I’ve enclosed some pictures for you and your girls. Dale was the first person I called for help after scheduling “Mission Unstoppable,” our 8th grade service project for the Mission of Hope. Four out of the last five years, Dale worked all day in my classroom at West Valley, helping my students assemble the toys they’d purchased. Many times, he would have to “undo” their work and fix the toy before we could send it on to Appalachia. Dale was never there to draw attention to himself. He had a way of being there when he was needed, but he never took over. Dale patiently guided my students so they would learn to do it themselves. The loss of our Mission Unstoppable project was one of the reasons I struggled with decision to leave West Valley.
This fall, I am teaching in an inner-city elementary school. As you well know, the dream of Reach Them to Teach Them, has been my passion for the past four years. I want to see our city united; I want to see people in our town set aside our differences and come together. If people fully grasped the power of their influence in the lives of others, they would consider their influcence a privilege that comes with great responsibility. Dale wasn’t a teacher by profession, but he was a teacher in the way he lived his life. He led people to “discover” truths for themselves that were hidden in plain sight.
In the past three days we have heard (and told) many “Dale Mayo” stories. Just tonight, Mike Taylor shared with us how much it meant to him to have Dale show up in his hospital room with an office chair so Mike could work while he was fighting cancer.

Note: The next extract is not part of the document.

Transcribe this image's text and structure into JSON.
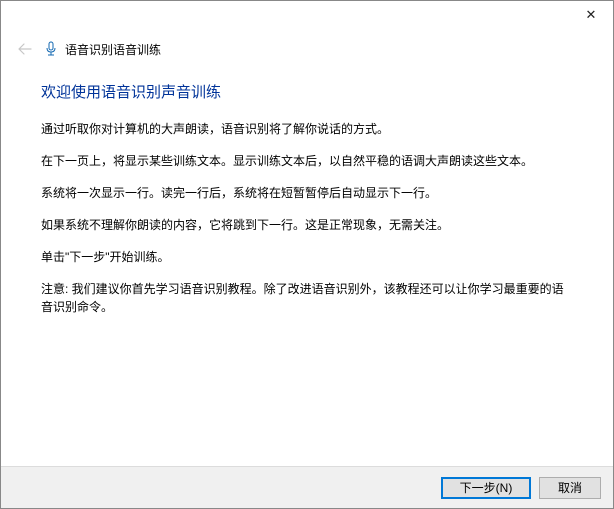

I distinctly remember a message on our answering machine a few years ago from an “Alphonse Derongelo,” letting me know that a package had been dropped off on my back porch. It seemed that “Mr. Derongelo” had purchased several cases of student Bibles for the students who showed up at a summer Bible study I was having at my house.
Gerda, my heart breaks for your loss, but oh, my friend, how very blessed we’ve all been to have known your sweet husband! The only thing that can provide comfort for those of us who remain on this side of heaven is the decision to live our lives as evidence of having known Dale Mayo.
His quiet way of assessing a situation, of using what resources he had to meet a need, of never having met a stranger, of not being a “consumer,” his dry, intellectual sense of humor, the way he took joy in the simple pleasures of life...the world is forever different because he was here. Lives have been changed, hearts of been touched. Just today, several people accepted Christ into their lives for the first time. Even in death, he continues to point people toward Jesus.
I recently finished reading a book entitled, “Same Kinda Different as Me.” There is a passage in the book that speaks to loss. “Our limitation is God’s opportunity. When you get all the way to the end of your rope and there ain’t nothin you can do, that’s when God takes over.” Please know that in the days ahead, you may be overcome with grief, you may cry out to God like you’ve never cried out to Him before. I know that this loss is too much for you to handle, but it’s not too much for God. Let Him carry you.
Friend, we love you. We love your family. We love spending time with you. We are looking forward to being with you again soon.
With much love and constant prayer for you,
Amy and Tom Crawford